Economic Impact of Nutrient Losses from Wind Erosion of Cereal Soils in Southeast Spain.

Document Type: Original Research Paper


1 Department of Agronomy, University of Almeria, Spain

2 Department of Economics and Business, University of Almeria, Spain

3 Department of Agronomy. University of Almeria, Spain

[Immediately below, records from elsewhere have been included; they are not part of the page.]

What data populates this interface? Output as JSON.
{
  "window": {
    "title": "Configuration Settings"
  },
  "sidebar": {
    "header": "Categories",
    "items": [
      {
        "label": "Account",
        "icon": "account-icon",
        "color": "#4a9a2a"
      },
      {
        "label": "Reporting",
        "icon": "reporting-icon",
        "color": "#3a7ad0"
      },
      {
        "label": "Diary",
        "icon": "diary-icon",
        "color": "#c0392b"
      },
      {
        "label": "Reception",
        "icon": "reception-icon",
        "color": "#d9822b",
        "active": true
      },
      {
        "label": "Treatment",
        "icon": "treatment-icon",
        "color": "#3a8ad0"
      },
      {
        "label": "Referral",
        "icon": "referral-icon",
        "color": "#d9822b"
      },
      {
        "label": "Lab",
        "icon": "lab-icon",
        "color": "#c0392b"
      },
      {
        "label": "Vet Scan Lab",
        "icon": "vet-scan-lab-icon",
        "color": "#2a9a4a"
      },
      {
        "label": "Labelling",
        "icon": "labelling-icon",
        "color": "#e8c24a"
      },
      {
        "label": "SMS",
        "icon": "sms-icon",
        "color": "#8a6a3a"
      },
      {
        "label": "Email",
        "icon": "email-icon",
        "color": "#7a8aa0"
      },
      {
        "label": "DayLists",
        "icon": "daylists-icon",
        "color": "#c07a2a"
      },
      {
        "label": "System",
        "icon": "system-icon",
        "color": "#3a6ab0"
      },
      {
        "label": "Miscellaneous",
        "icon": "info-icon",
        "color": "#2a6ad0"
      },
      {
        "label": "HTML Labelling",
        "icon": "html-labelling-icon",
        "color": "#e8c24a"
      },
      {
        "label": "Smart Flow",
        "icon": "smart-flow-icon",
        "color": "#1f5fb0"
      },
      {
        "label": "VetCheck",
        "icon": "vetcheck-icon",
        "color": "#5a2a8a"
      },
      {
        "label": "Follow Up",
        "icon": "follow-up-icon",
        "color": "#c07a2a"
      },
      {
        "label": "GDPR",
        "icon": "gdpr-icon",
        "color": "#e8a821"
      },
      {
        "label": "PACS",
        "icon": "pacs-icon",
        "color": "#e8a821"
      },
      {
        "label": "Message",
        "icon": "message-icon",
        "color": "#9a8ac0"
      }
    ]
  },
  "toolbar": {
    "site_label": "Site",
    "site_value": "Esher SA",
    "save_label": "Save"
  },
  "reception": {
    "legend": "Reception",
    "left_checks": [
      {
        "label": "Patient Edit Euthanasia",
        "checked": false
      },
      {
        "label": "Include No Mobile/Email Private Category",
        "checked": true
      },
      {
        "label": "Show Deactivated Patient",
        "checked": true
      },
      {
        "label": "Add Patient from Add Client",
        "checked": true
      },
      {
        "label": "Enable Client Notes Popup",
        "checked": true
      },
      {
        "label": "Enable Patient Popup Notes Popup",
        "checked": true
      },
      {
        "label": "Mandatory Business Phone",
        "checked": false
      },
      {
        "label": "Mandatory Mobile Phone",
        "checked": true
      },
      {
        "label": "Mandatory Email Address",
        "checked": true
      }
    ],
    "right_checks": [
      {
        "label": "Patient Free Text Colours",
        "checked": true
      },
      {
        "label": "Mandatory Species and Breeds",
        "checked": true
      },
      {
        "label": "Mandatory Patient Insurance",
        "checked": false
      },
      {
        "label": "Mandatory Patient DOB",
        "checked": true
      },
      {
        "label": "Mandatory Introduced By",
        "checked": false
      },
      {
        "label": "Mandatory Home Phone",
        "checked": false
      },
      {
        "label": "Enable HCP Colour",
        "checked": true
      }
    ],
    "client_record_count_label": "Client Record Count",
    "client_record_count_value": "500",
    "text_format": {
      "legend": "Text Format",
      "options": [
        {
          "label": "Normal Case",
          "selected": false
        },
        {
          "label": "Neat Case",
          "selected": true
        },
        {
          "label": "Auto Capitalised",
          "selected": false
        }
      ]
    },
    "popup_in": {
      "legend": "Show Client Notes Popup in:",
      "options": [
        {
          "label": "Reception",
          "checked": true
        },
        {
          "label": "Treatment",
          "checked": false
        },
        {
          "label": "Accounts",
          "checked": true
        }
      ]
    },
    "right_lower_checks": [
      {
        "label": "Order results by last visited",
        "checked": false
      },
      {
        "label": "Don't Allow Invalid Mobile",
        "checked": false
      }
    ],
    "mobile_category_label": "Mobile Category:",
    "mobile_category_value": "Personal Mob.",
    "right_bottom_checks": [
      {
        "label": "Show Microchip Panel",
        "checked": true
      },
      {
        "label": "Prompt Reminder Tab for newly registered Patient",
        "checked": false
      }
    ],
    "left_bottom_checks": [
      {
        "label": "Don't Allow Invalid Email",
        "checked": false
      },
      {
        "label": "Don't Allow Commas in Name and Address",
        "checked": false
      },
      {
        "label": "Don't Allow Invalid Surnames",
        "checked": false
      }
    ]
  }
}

The influence of wind erosion on soil productivity was studied applying fan-forced wind in a wind tunnel located in the Campo de Nijar area in SE Spain where the main crops are cereals. Wind erosion is highly variable depending on the type of soil (aric-haplic Calcisols, aric-calcaric Cambisols or aric-calcic Luvisols, according to IUSS Working Group WRB, 2014) and the time elapsed since the last tillage. This is because of the formation of a physical crust after tillage, which protects the soil from wind. Crusting in our area is favored by the strong effect of dew, which makes crust form in from eight to ten days. Nutrient losses from wind involve an additional cost in fertilization for a crop to be economically viable. The repeated measures ANOVA shows that very fine sand and coarse silt are the fractions most susceptible to loss due to the effect of wind. The same statistical analysis shows that the smallest differences in fertility appear in OC and K2O, increasing in N and P2O5. Based on experimental data, we calculated the approximate cost of restoring organic matter, N, P2O5 and K2O losses to the soil proportional to wind erosion, on the base of mineral fertilizers usually employed and average prices. This does not include the contribution to maintaining short and long-term productivity and soil fertility required for growing, or natural contributions from wind deposits and runoff.